> _WORK INSTRUCTIONS_
Report each line from the data below that holds the word "Settings".

> _STORED DATA_
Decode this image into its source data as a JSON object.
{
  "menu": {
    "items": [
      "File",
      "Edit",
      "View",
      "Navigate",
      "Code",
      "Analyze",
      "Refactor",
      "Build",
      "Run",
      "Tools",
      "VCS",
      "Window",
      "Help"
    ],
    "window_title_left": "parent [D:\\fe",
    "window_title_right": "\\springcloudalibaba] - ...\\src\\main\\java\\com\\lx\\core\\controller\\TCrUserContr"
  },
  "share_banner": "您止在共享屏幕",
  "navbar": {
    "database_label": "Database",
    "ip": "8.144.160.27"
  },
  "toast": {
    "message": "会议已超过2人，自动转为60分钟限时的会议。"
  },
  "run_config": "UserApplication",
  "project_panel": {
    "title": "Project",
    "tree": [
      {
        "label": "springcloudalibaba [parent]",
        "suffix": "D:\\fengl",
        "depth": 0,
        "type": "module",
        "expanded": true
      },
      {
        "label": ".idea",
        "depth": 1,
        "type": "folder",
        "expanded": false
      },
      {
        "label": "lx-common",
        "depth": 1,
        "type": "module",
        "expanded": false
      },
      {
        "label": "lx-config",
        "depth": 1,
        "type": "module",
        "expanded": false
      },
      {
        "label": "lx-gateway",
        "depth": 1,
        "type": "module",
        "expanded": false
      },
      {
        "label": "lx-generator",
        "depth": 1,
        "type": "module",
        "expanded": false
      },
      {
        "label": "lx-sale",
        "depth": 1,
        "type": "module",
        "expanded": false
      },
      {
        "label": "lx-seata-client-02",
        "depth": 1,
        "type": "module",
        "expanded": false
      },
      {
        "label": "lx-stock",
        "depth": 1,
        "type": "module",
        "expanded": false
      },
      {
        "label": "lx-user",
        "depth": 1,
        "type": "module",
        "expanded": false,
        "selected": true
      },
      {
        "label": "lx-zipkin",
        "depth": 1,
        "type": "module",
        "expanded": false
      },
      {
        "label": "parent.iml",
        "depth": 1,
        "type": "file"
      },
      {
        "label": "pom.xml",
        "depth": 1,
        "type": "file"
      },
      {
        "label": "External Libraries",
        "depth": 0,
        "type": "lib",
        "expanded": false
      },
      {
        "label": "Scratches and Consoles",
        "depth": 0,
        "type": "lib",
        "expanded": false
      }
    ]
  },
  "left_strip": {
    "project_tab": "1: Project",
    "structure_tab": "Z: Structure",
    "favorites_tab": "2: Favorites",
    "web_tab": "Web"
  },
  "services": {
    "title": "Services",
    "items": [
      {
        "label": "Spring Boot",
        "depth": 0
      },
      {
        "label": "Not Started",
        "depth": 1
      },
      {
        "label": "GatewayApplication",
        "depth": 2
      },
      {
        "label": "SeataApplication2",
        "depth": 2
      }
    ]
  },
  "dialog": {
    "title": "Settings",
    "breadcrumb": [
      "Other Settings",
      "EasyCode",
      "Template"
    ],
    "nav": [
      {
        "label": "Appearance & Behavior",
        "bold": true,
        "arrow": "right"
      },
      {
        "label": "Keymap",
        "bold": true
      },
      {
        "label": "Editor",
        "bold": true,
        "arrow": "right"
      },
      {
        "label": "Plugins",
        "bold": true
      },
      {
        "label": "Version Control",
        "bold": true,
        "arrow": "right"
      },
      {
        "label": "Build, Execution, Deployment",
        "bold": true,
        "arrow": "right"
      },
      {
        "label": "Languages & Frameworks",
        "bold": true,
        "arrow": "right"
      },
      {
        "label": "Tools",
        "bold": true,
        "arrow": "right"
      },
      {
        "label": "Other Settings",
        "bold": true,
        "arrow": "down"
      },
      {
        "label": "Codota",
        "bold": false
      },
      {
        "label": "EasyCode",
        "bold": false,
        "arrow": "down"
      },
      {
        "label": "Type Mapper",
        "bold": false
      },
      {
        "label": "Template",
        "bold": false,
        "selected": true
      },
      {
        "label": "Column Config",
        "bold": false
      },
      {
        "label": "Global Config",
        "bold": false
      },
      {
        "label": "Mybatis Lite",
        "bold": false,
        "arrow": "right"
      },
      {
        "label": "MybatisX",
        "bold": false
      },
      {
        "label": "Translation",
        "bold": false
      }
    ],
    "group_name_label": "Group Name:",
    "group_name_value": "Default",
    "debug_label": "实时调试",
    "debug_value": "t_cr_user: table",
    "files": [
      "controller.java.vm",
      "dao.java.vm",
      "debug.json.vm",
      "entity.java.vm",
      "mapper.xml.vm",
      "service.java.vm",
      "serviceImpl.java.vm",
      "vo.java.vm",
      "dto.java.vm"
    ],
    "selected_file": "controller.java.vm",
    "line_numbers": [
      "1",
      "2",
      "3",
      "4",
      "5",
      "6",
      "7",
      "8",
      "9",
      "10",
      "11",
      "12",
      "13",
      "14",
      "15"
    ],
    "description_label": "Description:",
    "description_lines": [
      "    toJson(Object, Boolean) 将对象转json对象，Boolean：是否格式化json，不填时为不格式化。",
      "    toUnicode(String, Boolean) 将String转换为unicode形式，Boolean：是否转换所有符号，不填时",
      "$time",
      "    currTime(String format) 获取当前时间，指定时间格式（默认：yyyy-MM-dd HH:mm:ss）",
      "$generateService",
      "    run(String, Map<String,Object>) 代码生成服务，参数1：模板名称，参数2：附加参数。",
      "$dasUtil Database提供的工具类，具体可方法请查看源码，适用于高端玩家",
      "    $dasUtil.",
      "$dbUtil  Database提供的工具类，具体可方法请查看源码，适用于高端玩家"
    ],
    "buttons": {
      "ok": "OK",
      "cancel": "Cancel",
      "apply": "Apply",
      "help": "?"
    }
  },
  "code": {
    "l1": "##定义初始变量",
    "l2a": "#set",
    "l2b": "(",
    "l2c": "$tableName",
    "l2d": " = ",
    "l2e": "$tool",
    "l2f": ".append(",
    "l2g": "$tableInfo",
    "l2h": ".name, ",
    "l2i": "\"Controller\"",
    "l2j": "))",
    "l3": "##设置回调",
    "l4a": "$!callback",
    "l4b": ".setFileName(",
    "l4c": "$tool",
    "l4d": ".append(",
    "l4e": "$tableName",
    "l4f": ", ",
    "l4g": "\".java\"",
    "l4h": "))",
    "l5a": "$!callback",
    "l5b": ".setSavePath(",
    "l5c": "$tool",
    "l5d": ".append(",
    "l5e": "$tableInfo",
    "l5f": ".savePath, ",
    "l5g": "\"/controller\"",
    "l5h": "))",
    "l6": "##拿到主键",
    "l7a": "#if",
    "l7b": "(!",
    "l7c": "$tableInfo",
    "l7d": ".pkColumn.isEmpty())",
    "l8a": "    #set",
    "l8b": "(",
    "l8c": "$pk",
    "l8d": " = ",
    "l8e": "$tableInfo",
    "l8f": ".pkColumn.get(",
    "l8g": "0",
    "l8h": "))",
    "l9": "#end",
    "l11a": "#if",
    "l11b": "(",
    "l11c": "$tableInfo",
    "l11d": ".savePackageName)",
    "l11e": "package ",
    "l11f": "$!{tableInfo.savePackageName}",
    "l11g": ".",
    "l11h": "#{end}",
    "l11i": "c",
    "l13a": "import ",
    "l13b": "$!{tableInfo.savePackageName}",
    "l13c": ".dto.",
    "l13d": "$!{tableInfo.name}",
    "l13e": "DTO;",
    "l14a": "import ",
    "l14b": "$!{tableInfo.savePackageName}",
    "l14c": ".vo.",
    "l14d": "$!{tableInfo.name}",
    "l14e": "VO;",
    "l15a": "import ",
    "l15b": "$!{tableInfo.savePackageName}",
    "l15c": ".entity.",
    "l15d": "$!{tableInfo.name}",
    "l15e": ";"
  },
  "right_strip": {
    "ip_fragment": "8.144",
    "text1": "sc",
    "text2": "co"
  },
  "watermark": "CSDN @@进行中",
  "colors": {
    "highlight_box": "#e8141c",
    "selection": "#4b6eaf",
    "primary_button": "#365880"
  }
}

> _RESPONSE BELOW_
    "title": "Settings",
      "Other Settings",
        "label": "Other Settings",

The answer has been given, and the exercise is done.